Saudi Arabia’s centuries-old official Wahhabi creed is the ideological font of modern Islamic extremism; it is a cause, while terrorism and human rights abuses are merely the inevitable effects of such a repressive and hate-filled view of human life. If certain terror groups such as al Qaeda and the Islamic State have broken with the Saudis and each other,
they still retain a a dynamic common in the history of extremisms.
That the United States and other liberal Western countries have provided the cover for the Saudis’ diffusion of fanaticism for the better part of a century solely to have access to oil is the original sin. This should have been recognized and atoned for after 9/11. Yet it was not.
The Biden trip is not merely the moral failure it has been termed in the press, but part of
a decades-old enablement of serious threats to American national and international security.
Stephen Crane strikingly begins his great story with the declaration: “None of them knew

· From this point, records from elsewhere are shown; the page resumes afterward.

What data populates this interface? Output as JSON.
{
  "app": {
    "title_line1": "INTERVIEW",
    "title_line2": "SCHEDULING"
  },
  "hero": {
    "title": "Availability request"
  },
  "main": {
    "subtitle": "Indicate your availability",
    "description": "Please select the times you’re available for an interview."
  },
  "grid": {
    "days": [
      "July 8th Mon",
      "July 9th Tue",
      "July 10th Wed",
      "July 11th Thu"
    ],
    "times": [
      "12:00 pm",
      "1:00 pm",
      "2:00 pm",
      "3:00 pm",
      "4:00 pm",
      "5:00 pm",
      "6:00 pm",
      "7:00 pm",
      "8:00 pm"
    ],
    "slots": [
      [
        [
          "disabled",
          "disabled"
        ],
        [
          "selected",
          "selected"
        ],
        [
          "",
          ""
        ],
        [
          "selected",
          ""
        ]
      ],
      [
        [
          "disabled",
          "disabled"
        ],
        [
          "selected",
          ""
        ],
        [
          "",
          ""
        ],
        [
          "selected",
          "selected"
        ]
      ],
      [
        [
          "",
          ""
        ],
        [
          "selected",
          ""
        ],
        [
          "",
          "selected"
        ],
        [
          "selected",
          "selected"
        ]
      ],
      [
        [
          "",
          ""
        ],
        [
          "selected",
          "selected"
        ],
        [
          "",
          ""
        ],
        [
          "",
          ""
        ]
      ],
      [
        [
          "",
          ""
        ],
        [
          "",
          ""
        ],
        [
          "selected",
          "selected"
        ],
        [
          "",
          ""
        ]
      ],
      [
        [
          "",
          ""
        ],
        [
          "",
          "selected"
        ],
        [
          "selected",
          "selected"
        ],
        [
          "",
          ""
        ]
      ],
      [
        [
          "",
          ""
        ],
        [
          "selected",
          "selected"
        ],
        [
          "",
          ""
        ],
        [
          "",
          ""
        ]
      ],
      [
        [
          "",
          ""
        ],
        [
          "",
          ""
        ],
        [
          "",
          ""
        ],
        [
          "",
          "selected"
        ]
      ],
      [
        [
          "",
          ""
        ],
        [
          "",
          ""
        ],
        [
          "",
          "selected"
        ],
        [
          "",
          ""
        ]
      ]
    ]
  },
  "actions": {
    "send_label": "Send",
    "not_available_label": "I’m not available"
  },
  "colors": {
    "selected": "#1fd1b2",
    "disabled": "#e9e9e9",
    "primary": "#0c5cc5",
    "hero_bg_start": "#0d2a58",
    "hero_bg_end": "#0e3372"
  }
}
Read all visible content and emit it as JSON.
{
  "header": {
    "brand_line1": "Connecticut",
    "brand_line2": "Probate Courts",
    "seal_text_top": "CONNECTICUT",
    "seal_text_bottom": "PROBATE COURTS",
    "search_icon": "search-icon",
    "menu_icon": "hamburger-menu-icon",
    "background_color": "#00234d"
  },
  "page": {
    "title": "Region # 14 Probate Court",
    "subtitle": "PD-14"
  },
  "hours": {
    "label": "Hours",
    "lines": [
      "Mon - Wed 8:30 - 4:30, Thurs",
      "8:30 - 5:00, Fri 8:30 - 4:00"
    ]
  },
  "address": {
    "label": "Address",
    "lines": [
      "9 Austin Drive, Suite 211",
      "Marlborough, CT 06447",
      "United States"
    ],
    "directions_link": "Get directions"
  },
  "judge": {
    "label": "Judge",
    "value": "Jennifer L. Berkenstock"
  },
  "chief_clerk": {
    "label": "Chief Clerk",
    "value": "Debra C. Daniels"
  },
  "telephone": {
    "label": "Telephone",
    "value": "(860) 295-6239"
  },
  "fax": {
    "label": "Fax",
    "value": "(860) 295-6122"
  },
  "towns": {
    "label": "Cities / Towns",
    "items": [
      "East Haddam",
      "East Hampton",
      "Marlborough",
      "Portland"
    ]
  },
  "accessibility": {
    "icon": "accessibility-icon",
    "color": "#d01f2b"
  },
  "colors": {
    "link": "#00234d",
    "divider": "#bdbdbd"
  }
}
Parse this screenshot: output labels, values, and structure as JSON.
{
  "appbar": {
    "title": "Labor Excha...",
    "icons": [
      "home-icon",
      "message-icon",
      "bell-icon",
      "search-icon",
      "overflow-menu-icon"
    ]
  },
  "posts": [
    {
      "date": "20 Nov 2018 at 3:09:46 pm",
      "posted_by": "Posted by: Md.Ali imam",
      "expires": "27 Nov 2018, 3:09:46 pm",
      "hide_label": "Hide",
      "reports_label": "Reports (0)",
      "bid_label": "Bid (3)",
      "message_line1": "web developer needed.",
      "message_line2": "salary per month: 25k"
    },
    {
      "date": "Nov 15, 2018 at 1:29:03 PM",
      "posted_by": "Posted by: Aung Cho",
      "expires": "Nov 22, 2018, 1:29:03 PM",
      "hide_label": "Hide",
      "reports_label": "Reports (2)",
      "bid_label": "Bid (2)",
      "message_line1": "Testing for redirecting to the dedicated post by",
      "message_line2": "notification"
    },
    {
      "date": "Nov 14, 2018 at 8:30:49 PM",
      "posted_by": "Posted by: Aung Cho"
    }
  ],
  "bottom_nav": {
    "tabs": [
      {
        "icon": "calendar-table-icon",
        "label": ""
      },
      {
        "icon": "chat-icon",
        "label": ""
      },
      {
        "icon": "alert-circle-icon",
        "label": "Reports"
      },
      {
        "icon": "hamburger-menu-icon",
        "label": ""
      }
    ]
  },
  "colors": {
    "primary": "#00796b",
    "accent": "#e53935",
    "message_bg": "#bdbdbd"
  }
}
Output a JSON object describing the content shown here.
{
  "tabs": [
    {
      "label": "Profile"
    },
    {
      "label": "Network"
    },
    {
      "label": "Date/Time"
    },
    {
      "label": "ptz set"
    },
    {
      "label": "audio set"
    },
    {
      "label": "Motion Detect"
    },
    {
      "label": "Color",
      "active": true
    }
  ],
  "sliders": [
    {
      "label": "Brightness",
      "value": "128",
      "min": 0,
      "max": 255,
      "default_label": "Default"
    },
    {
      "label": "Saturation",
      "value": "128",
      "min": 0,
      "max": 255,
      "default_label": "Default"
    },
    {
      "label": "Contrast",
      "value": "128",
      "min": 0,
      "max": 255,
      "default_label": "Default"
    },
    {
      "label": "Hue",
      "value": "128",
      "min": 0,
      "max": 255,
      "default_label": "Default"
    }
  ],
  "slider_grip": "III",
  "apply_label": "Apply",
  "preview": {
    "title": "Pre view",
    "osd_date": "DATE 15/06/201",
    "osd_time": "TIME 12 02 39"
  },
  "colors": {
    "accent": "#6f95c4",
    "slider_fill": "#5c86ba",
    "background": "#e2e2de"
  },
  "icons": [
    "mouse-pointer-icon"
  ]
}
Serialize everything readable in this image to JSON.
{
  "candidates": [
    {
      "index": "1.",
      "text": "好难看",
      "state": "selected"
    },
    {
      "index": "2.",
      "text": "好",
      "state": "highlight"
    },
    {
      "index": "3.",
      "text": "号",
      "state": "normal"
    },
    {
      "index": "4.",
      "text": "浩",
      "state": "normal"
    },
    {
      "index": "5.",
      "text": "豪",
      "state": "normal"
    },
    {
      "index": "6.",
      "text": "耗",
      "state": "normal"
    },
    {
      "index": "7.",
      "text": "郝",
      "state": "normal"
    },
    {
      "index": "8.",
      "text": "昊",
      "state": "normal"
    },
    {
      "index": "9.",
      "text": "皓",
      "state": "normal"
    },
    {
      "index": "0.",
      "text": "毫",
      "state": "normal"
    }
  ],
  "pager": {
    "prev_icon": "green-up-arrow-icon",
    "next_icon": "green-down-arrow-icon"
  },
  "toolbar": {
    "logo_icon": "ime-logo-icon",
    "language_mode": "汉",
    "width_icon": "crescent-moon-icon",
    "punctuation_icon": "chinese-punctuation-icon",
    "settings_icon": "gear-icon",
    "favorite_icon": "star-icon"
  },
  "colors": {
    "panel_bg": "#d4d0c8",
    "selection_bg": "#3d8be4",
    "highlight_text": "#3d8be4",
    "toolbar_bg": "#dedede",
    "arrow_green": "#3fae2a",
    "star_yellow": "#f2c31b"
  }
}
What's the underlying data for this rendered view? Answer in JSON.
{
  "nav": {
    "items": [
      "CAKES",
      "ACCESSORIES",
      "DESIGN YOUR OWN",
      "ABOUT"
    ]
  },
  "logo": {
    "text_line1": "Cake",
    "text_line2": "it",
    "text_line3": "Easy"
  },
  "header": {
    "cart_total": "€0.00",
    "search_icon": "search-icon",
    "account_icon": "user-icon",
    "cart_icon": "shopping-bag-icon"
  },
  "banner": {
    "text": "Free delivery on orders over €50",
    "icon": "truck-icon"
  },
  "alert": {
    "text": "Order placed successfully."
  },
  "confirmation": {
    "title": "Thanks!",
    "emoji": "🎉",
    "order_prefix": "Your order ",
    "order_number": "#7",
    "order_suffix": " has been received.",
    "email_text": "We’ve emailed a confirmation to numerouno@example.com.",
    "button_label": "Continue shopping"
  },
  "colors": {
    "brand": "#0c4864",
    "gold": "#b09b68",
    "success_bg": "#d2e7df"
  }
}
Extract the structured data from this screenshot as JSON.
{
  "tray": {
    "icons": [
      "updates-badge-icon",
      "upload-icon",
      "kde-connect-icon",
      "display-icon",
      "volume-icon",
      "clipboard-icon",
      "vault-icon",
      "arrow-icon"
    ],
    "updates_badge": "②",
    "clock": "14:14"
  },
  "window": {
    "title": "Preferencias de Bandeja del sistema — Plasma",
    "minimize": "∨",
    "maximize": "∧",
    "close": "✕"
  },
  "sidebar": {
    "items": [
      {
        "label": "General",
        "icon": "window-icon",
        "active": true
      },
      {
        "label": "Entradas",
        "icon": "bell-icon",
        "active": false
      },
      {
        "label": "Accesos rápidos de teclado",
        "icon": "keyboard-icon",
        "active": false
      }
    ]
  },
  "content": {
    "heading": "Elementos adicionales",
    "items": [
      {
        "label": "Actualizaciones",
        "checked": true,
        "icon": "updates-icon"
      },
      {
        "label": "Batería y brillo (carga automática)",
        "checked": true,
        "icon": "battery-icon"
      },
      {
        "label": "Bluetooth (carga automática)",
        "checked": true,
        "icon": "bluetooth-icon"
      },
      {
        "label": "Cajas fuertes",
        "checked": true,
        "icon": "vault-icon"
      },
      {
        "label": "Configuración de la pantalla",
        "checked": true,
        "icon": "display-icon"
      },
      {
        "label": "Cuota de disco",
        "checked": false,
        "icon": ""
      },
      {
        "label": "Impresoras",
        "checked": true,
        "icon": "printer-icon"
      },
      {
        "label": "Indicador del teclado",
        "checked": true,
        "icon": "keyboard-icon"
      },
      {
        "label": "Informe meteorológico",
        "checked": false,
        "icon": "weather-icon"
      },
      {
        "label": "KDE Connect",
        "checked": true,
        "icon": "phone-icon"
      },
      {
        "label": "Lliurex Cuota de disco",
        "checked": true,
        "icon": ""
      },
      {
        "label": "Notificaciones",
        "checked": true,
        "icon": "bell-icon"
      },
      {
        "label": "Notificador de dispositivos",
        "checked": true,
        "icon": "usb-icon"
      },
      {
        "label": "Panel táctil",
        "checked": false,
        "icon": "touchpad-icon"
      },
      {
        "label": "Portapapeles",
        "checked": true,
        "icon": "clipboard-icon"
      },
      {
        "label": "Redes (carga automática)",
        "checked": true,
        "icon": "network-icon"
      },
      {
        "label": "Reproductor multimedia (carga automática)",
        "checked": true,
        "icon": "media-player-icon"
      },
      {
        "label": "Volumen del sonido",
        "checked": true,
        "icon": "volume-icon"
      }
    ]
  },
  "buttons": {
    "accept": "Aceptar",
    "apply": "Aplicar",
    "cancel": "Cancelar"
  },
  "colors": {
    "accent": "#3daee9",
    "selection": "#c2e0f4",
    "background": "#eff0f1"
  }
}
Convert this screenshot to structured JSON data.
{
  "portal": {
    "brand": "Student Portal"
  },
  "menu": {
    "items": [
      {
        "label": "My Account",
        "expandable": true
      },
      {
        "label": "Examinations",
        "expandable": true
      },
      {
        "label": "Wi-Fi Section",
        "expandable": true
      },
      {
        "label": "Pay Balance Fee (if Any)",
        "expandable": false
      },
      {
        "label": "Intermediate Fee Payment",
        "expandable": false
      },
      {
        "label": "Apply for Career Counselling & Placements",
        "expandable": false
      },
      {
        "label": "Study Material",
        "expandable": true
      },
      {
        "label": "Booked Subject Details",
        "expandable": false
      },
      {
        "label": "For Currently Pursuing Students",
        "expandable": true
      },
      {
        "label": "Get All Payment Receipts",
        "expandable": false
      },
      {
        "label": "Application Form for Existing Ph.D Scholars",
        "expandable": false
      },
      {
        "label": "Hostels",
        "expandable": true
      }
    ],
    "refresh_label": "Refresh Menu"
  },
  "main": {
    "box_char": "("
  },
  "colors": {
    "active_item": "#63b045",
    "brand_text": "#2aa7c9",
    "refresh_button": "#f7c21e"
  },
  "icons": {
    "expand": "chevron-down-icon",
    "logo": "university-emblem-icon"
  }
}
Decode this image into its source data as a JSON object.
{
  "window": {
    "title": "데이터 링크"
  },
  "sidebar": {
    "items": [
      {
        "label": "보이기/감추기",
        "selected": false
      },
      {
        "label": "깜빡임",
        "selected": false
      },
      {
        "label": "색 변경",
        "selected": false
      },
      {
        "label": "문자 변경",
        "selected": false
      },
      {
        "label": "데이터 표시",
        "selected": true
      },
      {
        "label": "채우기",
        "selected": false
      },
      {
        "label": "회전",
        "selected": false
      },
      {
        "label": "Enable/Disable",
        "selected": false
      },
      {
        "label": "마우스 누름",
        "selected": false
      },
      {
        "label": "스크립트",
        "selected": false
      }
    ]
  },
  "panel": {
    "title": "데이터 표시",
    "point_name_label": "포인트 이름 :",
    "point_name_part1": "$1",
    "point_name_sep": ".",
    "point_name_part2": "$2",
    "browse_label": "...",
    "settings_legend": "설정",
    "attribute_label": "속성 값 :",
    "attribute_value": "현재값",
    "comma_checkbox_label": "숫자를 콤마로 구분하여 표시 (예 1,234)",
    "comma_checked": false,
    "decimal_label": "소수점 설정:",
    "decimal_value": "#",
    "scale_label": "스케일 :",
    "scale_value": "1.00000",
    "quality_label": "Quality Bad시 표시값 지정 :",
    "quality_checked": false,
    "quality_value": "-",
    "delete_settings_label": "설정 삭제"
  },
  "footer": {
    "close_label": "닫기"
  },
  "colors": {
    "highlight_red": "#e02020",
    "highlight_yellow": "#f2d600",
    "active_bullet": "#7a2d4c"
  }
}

the color of the sky.” His embattled characters are too absorbed in confronting the relentless threats directly before them to ever look up. Yet when they do at long last reach the shore,
he concludes: “They felt that they could then be interpreters.” Until America and its Western allies resolve to become interpreters instead of desperate opportunists, we shall continue to be menaced by an old shark that has only grown more determined on account of
Vanni Cappelli, a freelance journalist, is president of the Afghanistan Foreign Press Association.